### Task item
Search the data below for the word "Kolorowy" and report how many lines contain it. Nothing but the number is needed.

Data in this exercise Start Marker

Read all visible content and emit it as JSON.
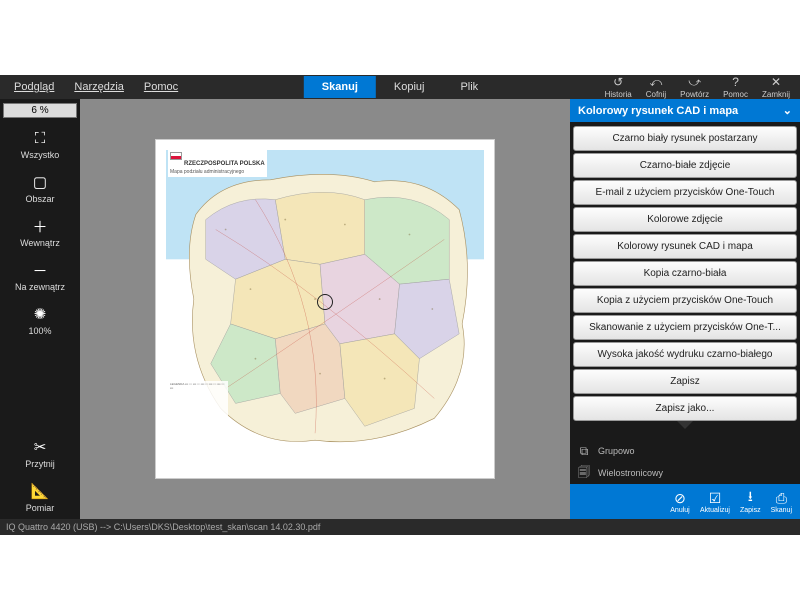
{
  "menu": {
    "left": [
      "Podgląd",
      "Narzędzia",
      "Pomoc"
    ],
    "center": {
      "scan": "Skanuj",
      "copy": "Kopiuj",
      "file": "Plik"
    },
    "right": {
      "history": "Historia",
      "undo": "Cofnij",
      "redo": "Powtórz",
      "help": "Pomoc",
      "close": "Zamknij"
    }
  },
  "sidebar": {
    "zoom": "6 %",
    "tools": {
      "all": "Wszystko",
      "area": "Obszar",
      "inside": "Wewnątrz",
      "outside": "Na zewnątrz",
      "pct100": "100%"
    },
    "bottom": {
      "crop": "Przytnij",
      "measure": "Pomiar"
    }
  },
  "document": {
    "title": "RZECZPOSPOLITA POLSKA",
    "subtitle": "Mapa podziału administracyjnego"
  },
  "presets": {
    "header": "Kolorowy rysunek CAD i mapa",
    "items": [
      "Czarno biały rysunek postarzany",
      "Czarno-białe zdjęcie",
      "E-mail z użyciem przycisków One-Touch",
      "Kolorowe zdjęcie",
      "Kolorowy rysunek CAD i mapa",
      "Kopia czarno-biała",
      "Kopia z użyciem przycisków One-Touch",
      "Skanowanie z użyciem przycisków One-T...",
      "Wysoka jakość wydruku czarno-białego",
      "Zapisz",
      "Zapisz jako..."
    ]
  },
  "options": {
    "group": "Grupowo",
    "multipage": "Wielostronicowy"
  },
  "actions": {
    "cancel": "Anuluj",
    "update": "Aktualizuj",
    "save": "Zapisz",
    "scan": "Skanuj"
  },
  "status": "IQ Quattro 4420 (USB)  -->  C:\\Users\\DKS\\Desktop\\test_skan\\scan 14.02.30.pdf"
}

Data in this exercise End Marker

### Reply to the exercise
2